Households here face paying €800 a year more in electricity costs due to recent price rises. The high cost of electricity comes despite the fact that there are about a dozen providers in the residential market.
The Eurostat report also shows that Ireland is the eighth most expensive country for residential gas in the EU. However, gas prices are practically equal to the EU average, according to the European statistics agency.
Bonkers.ie’s Daragh Cassidy said electricity costs 29.74 cents per kilowatt-hour (kWh) in Ireland, once VAT and levies are included. The average across the EU is 23.69 cents per kWh.
Cassidy said: “Nothing is really cheap in Ireland. Whether it’s food, drink, transport or rent, the price of everything here seems to be above the EU average.
“And according to the latest figures from Eurostat, the EU’s statistical agency, we can also add electricity to the list.”
Prices are lower in Hungary, Bulgaria and Croatia.
Cassidy said taxes here were not the main reason energy prices are higher than the EU average.
“Believe it or not, energy is one of the few products on which Irish consumers pay relatively low taxes compared to the EU average,” he said.
Government taxes and charges such as VAT and OSP (Public Service Obligation) represent around 20% of the final price paid by consumers in this country. This compares to about 36% on average in Europe, Cassidy said.
Excluding government taxes and charges means the prices charged by electricity providers here are the most expensive in the EU.
Cassidy said the net price of electricity was 60% above the EU average, once taxes and fees are subtracted.
“This would suggest that there are huge inefficiencies in electricity generation in Ireland, which, frankly, should be investigated by the Government and the CRU. [the Commission for the Regulation of Utilities],” he said.

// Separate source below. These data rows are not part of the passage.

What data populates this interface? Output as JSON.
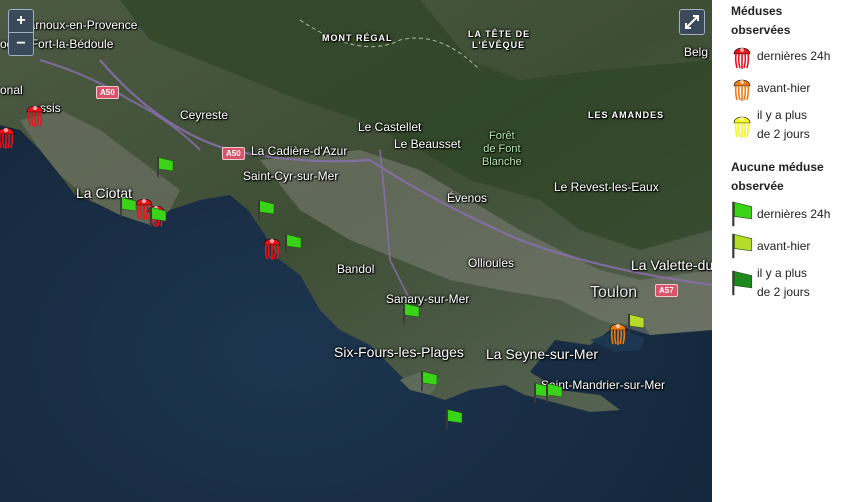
{
  "map": {
    "places": [
      {
        "name": "Carnoux-en-Provence",
        "kind": "town"
      },
      {
        "name": "oque-Fort-la-Bédoule",
        "kind": "town"
      },
      {
        "name": "onal",
        "kind": "town"
      },
      {
        "name": "ssis",
        "kind": "town"
      },
      {
        "name": "Ceyreste",
        "kind": "town"
      },
      {
        "name": "La Cadière-d'Azur",
        "kind": "town"
      },
      {
        "name": "Saint-Cyr-sur-Mer",
        "kind": "town"
      },
      {
        "name": "La Ciotat",
        "kind": "city"
      },
      {
        "name": "Le Castellet",
        "kind": "town"
      },
      {
        "name": "Le Beausset",
        "kind": "town"
      },
      {
        "name": "Évenos",
        "kind": "town"
      },
      {
        "name": "Bandol",
        "kind": "town"
      },
      {
        "name": "Ollioules",
        "kind": "town"
      },
      {
        "name": "Sanary-sur-Mer",
        "kind": "town"
      },
      {
        "name": "Six-Fours-les-Plages",
        "kind": "city"
      },
      {
        "name": "La Seyne-sur-Mer",
        "kind": "city"
      },
      {
        "name": "Saint-Mandrier-sur-Mer",
        "kind": "town"
      },
      {
        "name": "Le Revest-les-Eaux",
        "kind": "town"
      },
      {
        "name": "La Valette-du-",
        "kind": "city"
      },
      {
        "name": "Toulon",
        "kind": "city"
      },
      {
        "name": "Belg",
        "kind": "town"
      }
    ],
    "regions": [
      "MONT RÉGAL",
      "LA TÊTE DE",
      "L'ÉVÊQUE",
      "LES AMANDES"
    ],
    "forest": [
      "Forêt",
      "de Font",
      "Blanche"
    ],
    "roads": [
      "A50",
      "A50",
      "A57"
    ],
    "controls": {
      "zoom_in": "+",
      "zoom_out": "−"
    },
    "colors": {
      "jelly_24h": "#e8141b",
      "jelly_avant_hier": "#f07a12",
      "jelly_old": "#f5f51e",
      "flag_24h": "#39d417",
      "flag_avant_hier": "#b6dc2a",
      "flag_old": "#1e8a1e"
    }
  },
  "legend": {
    "observed_title_1": "Méduses",
    "observed_title_2": "observées",
    "observed": [
      {
        "icon": "jellyfish-red-icon",
        "line1": "dernières 24h",
        "line2": ""
      },
      {
        "icon": "jellyfish-orange-icon",
        "line1": "avant-hier",
        "line2": ""
      },
      {
        "icon": "jellyfish-yellow-icon",
        "line1": "il y a plus",
        "line2": "de 2 jours"
      }
    ],
    "none_title_1": "Aucune méduse",
    "none_title_2": "observée",
    "none": [
      {
        "icon": "flag-green-icon",
        "line1": "dernières 24h",
        "line2": ""
      },
      {
        "icon": "flag-lime-icon",
        "line1": "avant-hier",
        "line2": ""
      },
      {
        "icon": "flag-darkgreen-icon",
        "line1": "il y a plus",
        "line2": "de 2 jours"
      }
    ]
  }
}
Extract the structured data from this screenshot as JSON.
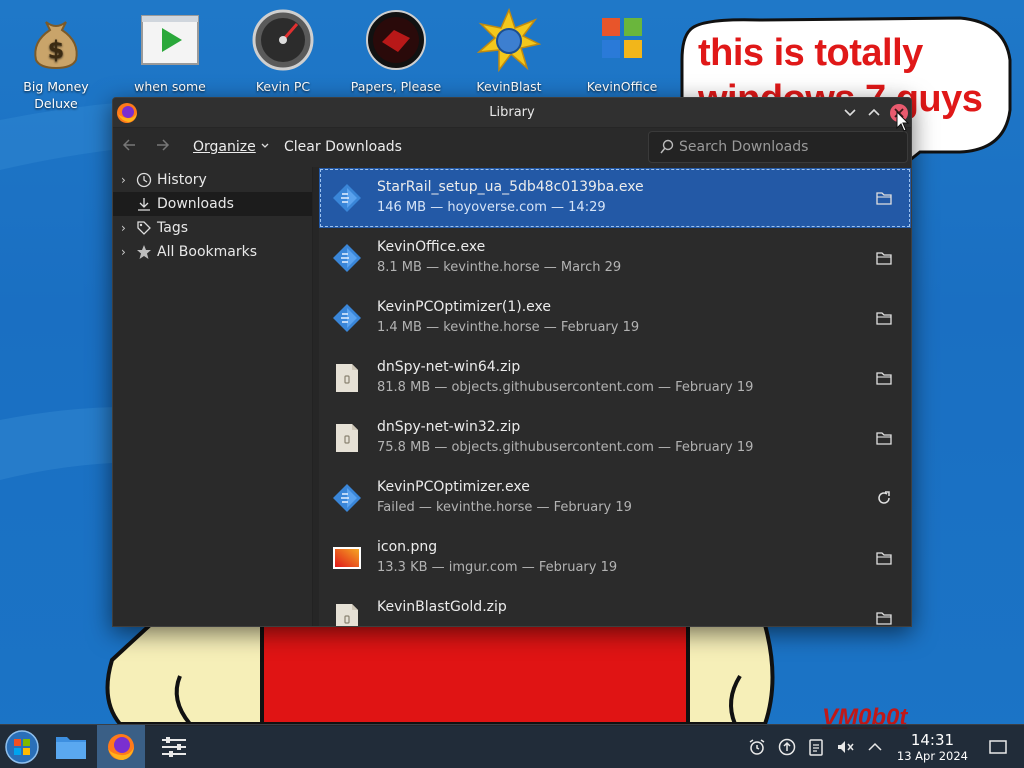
{
  "desktop": {
    "icons": [
      {
        "label_line1": "Big Money",
        "label_line2": "Deluxe",
        "icon": "money-bag-icon"
      },
      {
        "label_line1": "when some",
        "label_line2": "",
        "icon": "video-play-icon"
      },
      {
        "label_line1": "Kevin PC",
        "label_line2": "",
        "icon": "speedometer-icon"
      },
      {
        "label_line1": "Papers, Please",
        "label_line2": "",
        "icon": "papers-please-icon"
      },
      {
        "label_line1": "KevinBlast",
        "label_line2": "",
        "icon": "starburst-disc-icon"
      },
      {
        "label_line1": "KevinOffice",
        "label_line2": "",
        "icon": "office-logo-icon"
      }
    ],
    "bubble_text_line1": "this is totally",
    "bubble_text_line2": "windows 7 guys",
    "signature": "VM0b0t"
  },
  "window": {
    "title": "Library",
    "toolbar": {
      "organize_label": "Organize",
      "clear_label": "Clear Downloads",
      "search_placeholder": "Search Downloads"
    },
    "sidebar": [
      {
        "label": "History",
        "icon": "clock-icon",
        "expandable": true
      },
      {
        "label": "Downloads",
        "icon": "download-icon",
        "expandable": false,
        "active": true
      },
      {
        "label": "Tags",
        "icon": "tag-icon",
        "expandable": true
      },
      {
        "label": "All Bookmarks",
        "icon": "star-icon",
        "expandable": true
      }
    ],
    "downloads": [
      {
        "name": "StarRail_setup_ua_5db48c0139ba.exe",
        "meta": "146 MB — hoyoverse.com — 14:29",
        "icon": "exe-icon",
        "action": "folder-icon",
        "selected": true
      },
      {
        "name": "KevinOffice.exe",
        "meta": "8.1 MB — kevinthe.horse — March 29",
        "icon": "exe-icon",
        "action": "folder-icon"
      },
      {
        "name": "KevinPCOptimizer(1).exe",
        "meta": "1.4 MB — kevinthe.horse — February 19",
        "icon": "exe-icon",
        "action": "folder-icon"
      },
      {
        "name": "dnSpy-net-win64.zip",
        "meta": "81.8 MB — objects.githubusercontent.com — February 19",
        "icon": "zip-icon",
        "action": "folder-icon"
      },
      {
        "name": "dnSpy-net-win32.zip",
        "meta": "75.8 MB — objects.githubusercontent.com — February 19",
        "icon": "zip-icon",
        "action": "folder-icon"
      },
      {
        "name": "KevinPCOptimizer.exe",
        "meta": "Failed — kevinthe.horse — February 19",
        "icon": "exe-icon",
        "action": "retry-icon"
      },
      {
        "name": "icon.png",
        "meta": "13.3 KB — imgur.com — February 19",
        "icon": "image-icon",
        "action": "folder-icon"
      },
      {
        "name": "KevinBlastGold.zip",
        "meta": "",
        "icon": "zip-icon",
        "action": "folder-icon"
      }
    ]
  },
  "taskbar": {
    "time": "14:31",
    "date": "13 Apr 2024"
  },
  "colors": {
    "selection": "#2359a6",
    "window_bg": "#2a2a2a",
    "desktop_blue": "#1f78c8"
  }
}
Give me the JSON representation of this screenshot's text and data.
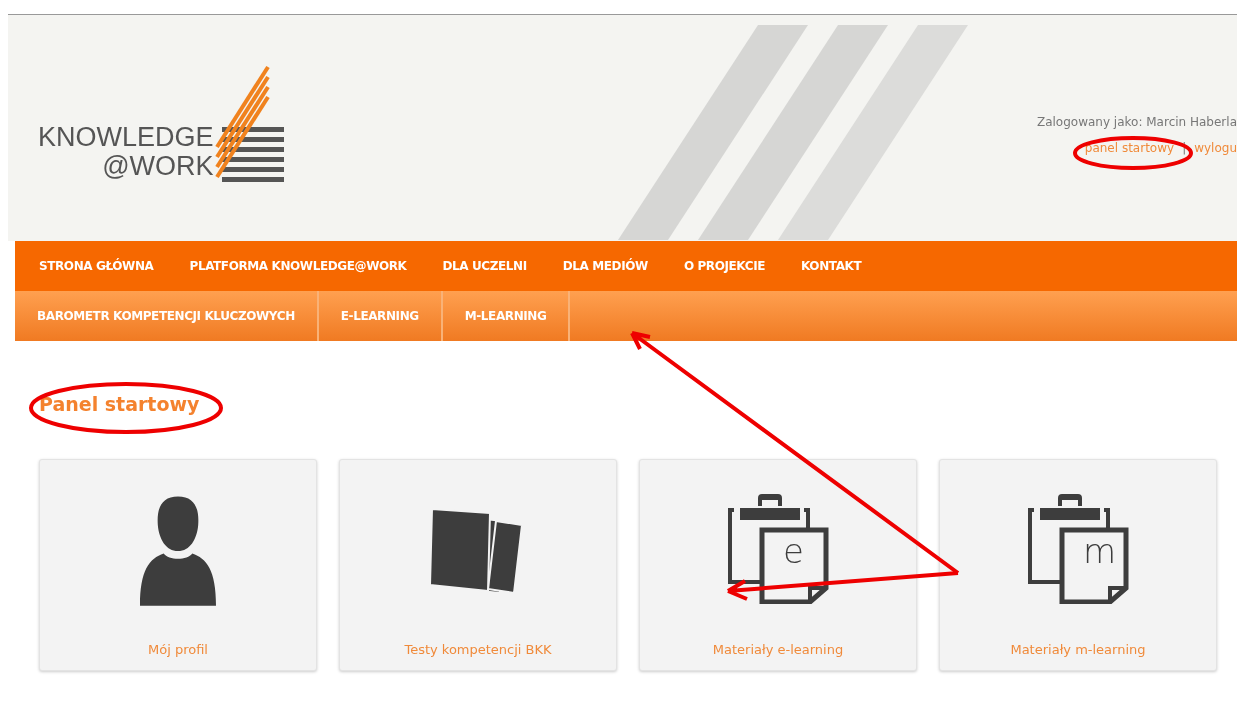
{
  "header": {
    "logo": {
      "line_1": "KNOWLEDGE",
      "line_2": "@WORK"
    },
    "user": {
      "label": "Zalogowany jako: Marcin Haberla",
      "links": [
        "panel startowy",
        "wylogu"
      ],
      "separator": "|"
    }
  },
  "main_nav": [
    "STRONA GŁÓWNA",
    "PLATFORMA KNOWLEDGE@WORK",
    "DLA UCZELNI",
    "DLA MEDIÓW",
    "O PROJEKCIE",
    "KONTAKT"
  ],
  "sub_nav": [
    "BAROMETR KOMPETENCJI KLUCZOWYCH",
    "E-LEARNING",
    "M-LEARNING"
  ],
  "panel": {
    "title": "Panel startowy",
    "cards": [
      {
        "kind": "person",
        "label": "Mój profil"
      },
      {
        "kind": "papers",
        "label": "Testy kompetencji BKK"
      },
      {
        "kind": "clipboard",
        "letter": "e",
        "label": "Materiały e-learning"
      },
      {
        "kind": "clipboard",
        "letter": "m",
        "label": "Materiały m-learning"
      }
    ]
  }
}
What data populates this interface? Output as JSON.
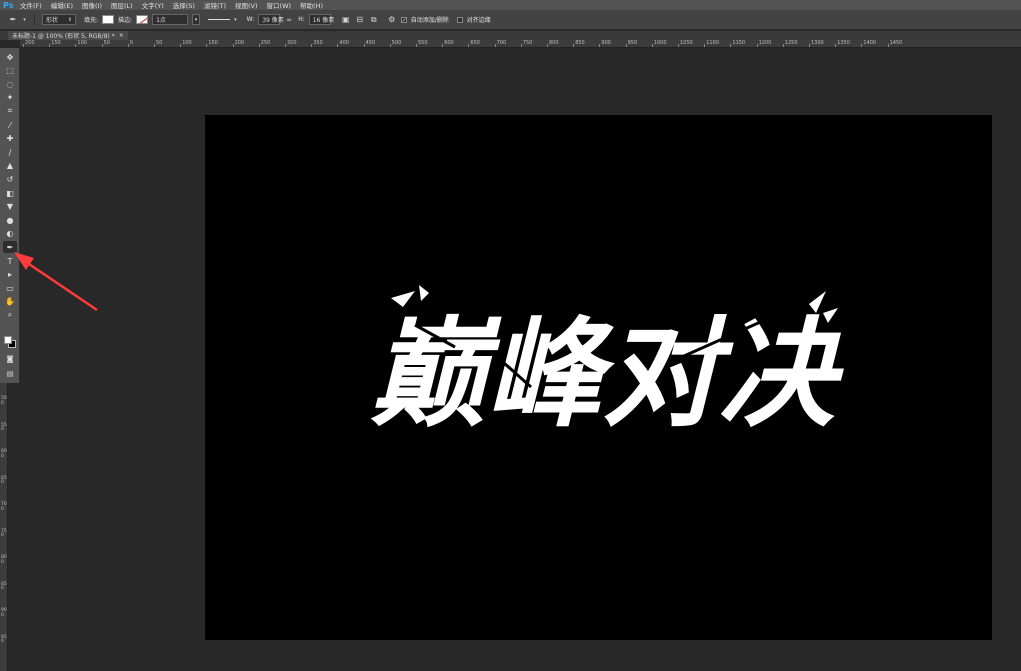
{
  "app": {
    "logo": "Ps"
  },
  "menu": [
    "文件(F)",
    "编辑(E)",
    "图像(I)",
    "图层(L)",
    "文字(Y)",
    "选择(S)",
    "滤镜(T)",
    "视图(V)",
    "窗口(W)",
    "帮助(H)"
  ],
  "options": {
    "mode_select": "形状",
    "fill_label": "填充:",
    "stroke_label": "描边:",
    "stroke_width": "1点",
    "w_label": "W:",
    "w_value": "39 像素",
    "h_label": "H:",
    "h_value": "16 像素",
    "auto_add_delete": "自动添加/删除",
    "auto_add_delete_checked": true,
    "align_edges": "对齐边缘",
    "align_edges_checked": false
  },
  "document_tab": {
    "title": "未标题-1 @ 100% (形状 5, RGB/8) *",
    "close": "×"
  },
  "ruler_h": [
    "200",
    "150",
    "100",
    "50",
    "0",
    "50",
    "100",
    "150",
    "200",
    "250",
    "300",
    "350",
    "400",
    "450",
    "500",
    "550",
    "600",
    "650",
    "700",
    "750",
    "800",
    "850",
    "900",
    "950",
    "1000",
    "1050",
    "1100",
    "1150",
    "1200",
    "1250",
    "1300",
    "1350",
    "1400",
    "1450"
  ],
  "ruler_v": [
    "500",
    "550",
    "600",
    "650",
    "700",
    "750",
    "800",
    "850",
    "900",
    "950"
  ],
  "tools": [
    {
      "name": "move-tool",
      "glyph": "✥"
    },
    {
      "name": "marquee-tool",
      "glyph": "⬚"
    },
    {
      "name": "lasso-tool",
      "glyph": "◌"
    },
    {
      "name": "quick-select-tool",
      "glyph": "✦"
    },
    {
      "name": "crop-tool",
      "glyph": "⌗"
    },
    {
      "name": "eyedropper-tool",
      "glyph": "⁄"
    },
    {
      "name": "spot-healing-tool",
      "glyph": "✚"
    },
    {
      "name": "brush-tool",
      "glyph": "∕"
    },
    {
      "name": "clone-stamp-tool",
      "glyph": "▲"
    },
    {
      "name": "history-brush-tool",
      "glyph": "↺"
    },
    {
      "name": "eraser-tool",
      "glyph": "◧"
    },
    {
      "name": "paint-bucket-tool",
      "glyph": "▼"
    },
    {
      "name": "blur-tool",
      "glyph": "●"
    },
    {
      "name": "dodge-tool",
      "glyph": "◐"
    },
    {
      "name": "pen-tool",
      "glyph": "✒"
    },
    {
      "name": "type-tool",
      "glyph": "T"
    },
    {
      "name": "path-select-tool",
      "glyph": "▸"
    },
    {
      "name": "rectangle-tool",
      "glyph": "▭"
    },
    {
      "name": "hand-tool",
      "glyph": "✋"
    },
    {
      "name": "zoom-tool",
      "glyph": "⌕"
    }
  ],
  "canvas": {
    "background": "#000000",
    "artwork_text": "巅峰对决",
    "artwork_color": "#ffffff"
  },
  "annotation": {
    "color": "#ff3b3b",
    "points_to": "pen-tool"
  }
}
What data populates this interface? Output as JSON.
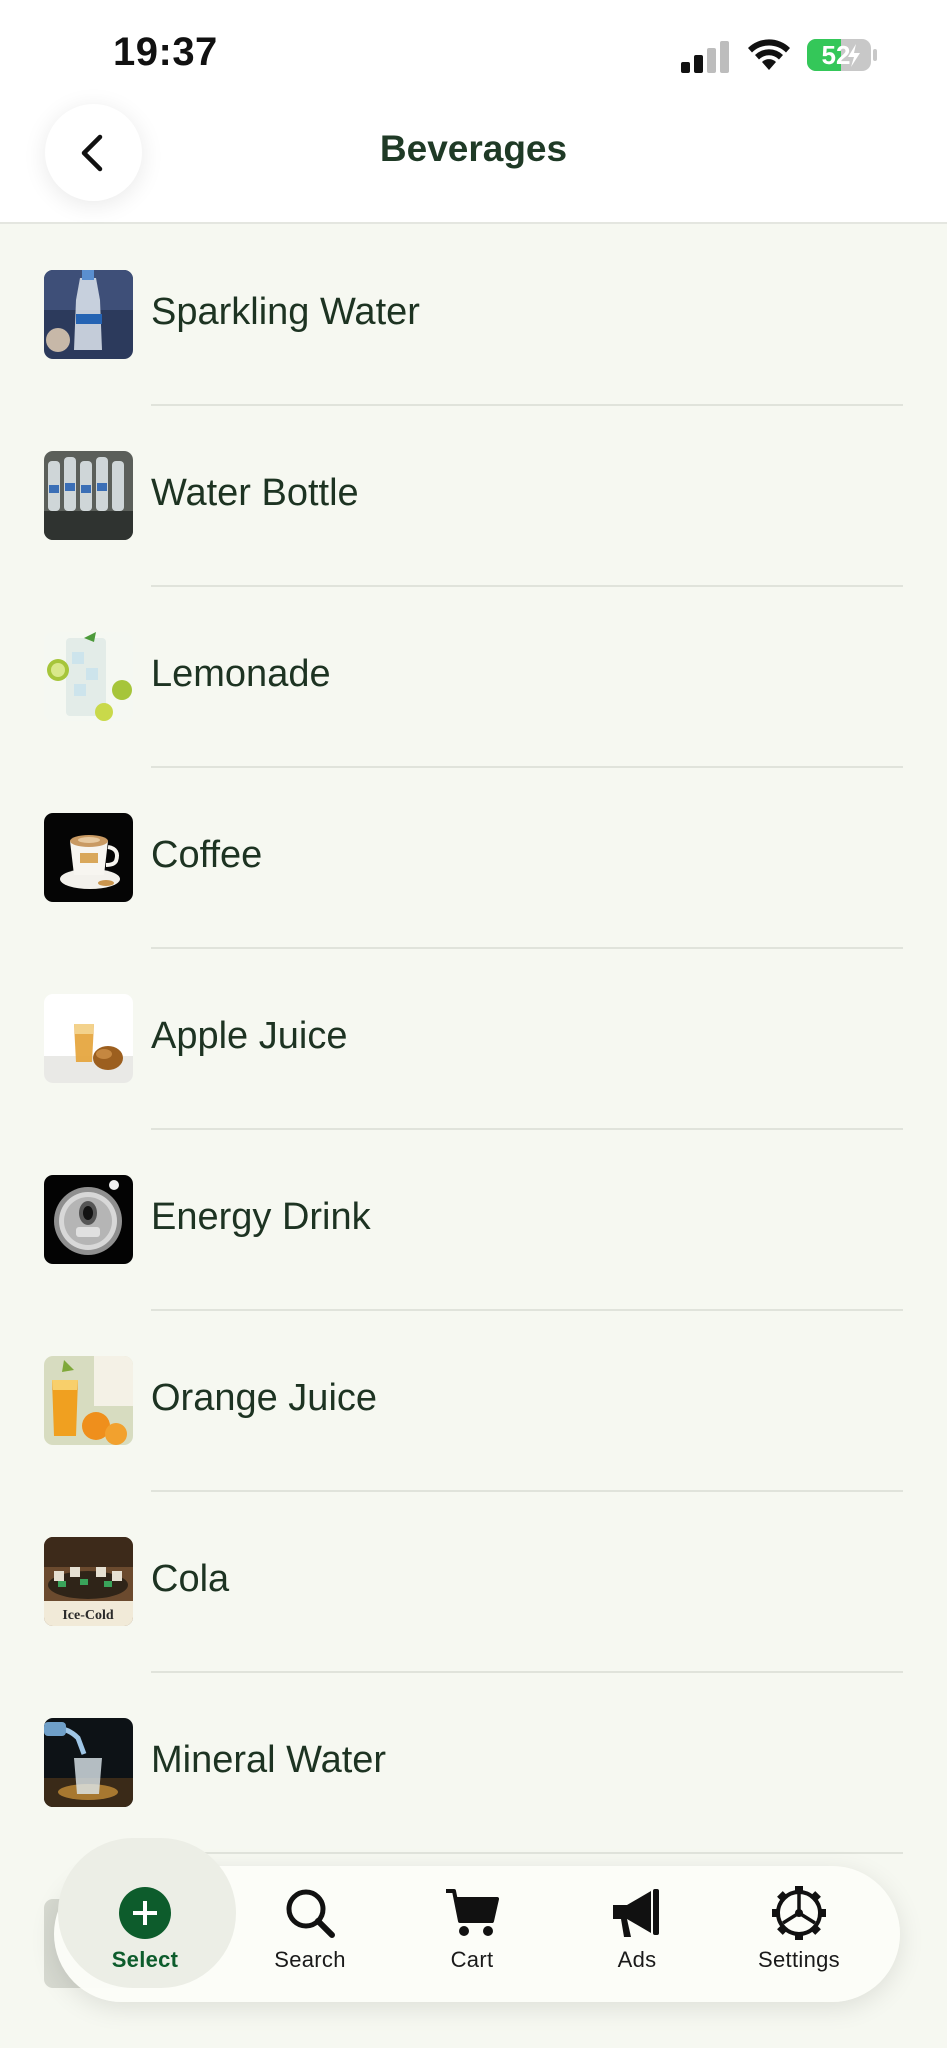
{
  "status_bar": {
    "time": "19:37",
    "battery": "52"
  },
  "header": {
    "title": "Beverages",
    "back_icon": "chevron-left-icon"
  },
  "items": [
    {
      "label": "Sparkling Water"
    },
    {
      "label": "Water Bottle"
    },
    {
      "label": "Lemonade"
    },
    {
      "label": "Coffee"
    },
    {
      "label": "Apple Juice"
    },
    {
      "label": "Energy Drink"
    },
    {
      "label": "Orange Juice"
    },
    {
      "label": "Cola"
    },
    {
      "label": "Mineral Water"
    }
  ],
  "tabs": [
    {
      "label": "Select",
      "icon": "plus-circle-icon",
      "active": true
    },
    {
      "label": "Search",
      "icon": "search-icon"
    },
    {
      "label": "Cart",
      "icon": "cart-icon"
    },
    {
      "label": "Ads",
      "icon": "megaphone-icon"
    },
    {
      "label": "Settings",
      "icon": "gear-icon"
    }
  ],
  "colors": {
    "accent": "#0d5c2c",
    "background": "#f6f8f1",
    "battery": "#34c759"
  }
}
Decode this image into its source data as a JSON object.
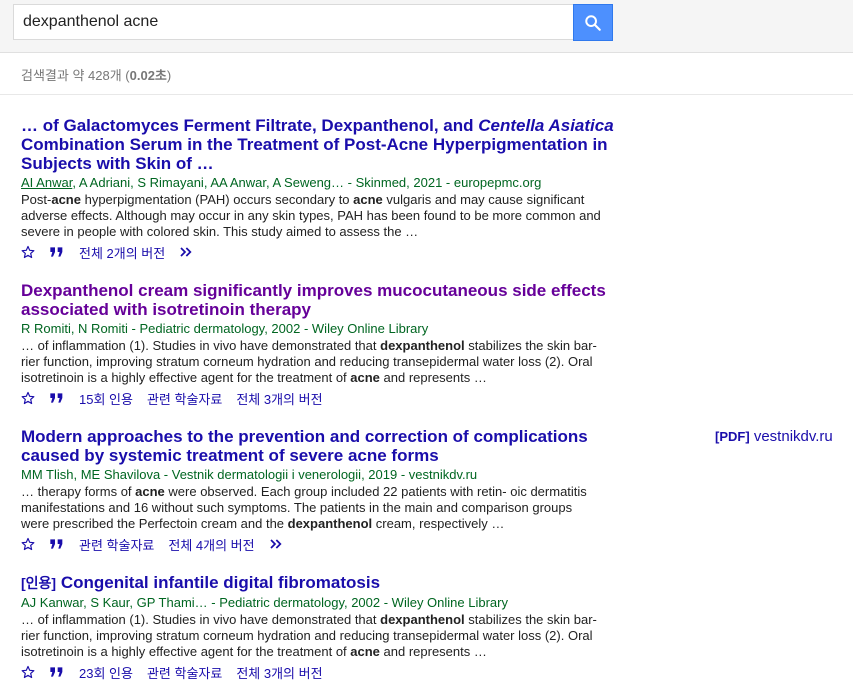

The CRU said there were several reasons why electricity is expensive in this country. There is a lack of indigenous fuels available for generation compared to other countries.
Ireland is on the periphery of Europe, which adds to gas costs, and there are high investment costs for the grid to power a dispersed population, and taxes. The CRU said that when prices are high, it’s even more important to make sure you’re on the best value deal available.